“He was always positive.”Today, positive memories and David’s designs linger in every corner of the house, including the garage.That’s where the event “Rub-a-Dub” famously was born.
The 17,500-square-foot mansion on 15.5 wooded acres where she and her late husband, David, raised their five children and graciously hosted lawmakers, leaders, performers, family members, friends and even total strangers, is up for sale after 42 years.
One reads, “With best wishes and gratitude for your friendship over the years.”Cherished Causes The Hermelins were good friends to many individuals and organizations over the years; opening their home to support so many causes it’s difficult to recount them all. Carl Levin speaking to a group from the Jewish Federation’s Young Adult Division, a 1988 gathering featuring actor Elliot Gould that raised more than ,000 for Shaarey Zedek’s Sisterhood, a 2001 performance by Itzhak Perlman to benefit the Detroit Symphony Orchestra, a 1990 tennis exhibition by Israeli youths, a 1978 visit from a dean of Haifa University, a 1986 parlor meeting with an Israeli biophysicist who helped treat victims of the Chernobyl nuclear disaster, and the list goes on.
Searches of the DJN Foundation’s Davidson archive turn up a 1992 mention of U. One evening when six senators were visiting, Doreen says her son Brian, then about 10, was letting a friend on a bicycle pull him on a skateboard.
Ultimately, the family did move and David, a larger-than-life real estate developer, philanthropist and entrepreneur who served as U. ambassador to Norway, had endless ideas.“He loved projects,” Doreen says. Every time he wanted to build something — he’d do it.”When they first bought the house, they had to convert space upstairs into bedrooms to accommodate their five children; they also added a staircase near the center of the house.
Their first addition, appropriately called “the big room,” is a large, open meeting space with a bar and floor-to-ceiling picture windows that flood the room with natural light.

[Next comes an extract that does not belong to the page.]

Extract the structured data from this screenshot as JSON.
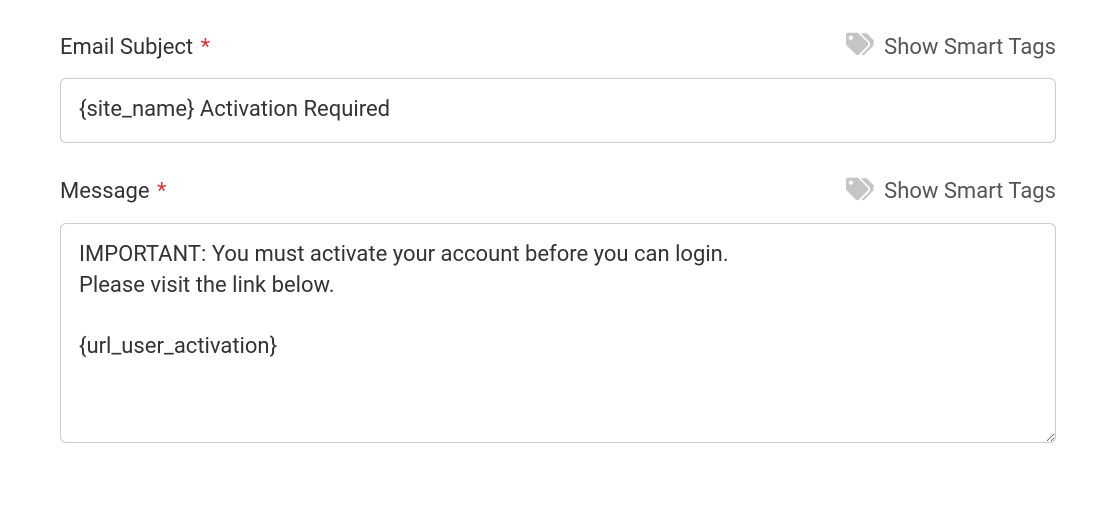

But the first big event was a fundraiser that took place before Bill Clinton was even a presidential candidate.“We had the whole place decked out with red, white and blue decorations,” Doreen recalls. A March 1996 article found in the Detroit Jewish News Foundation’s William Davidson Digital Archive of Jewish Detroit History, written by Danny Raskin, describes the party this way: “The president came to the Bingham Farms home of David and Doreen Hermelin last week surrounded by Secret Service men and Buddy, the Secret Service dog.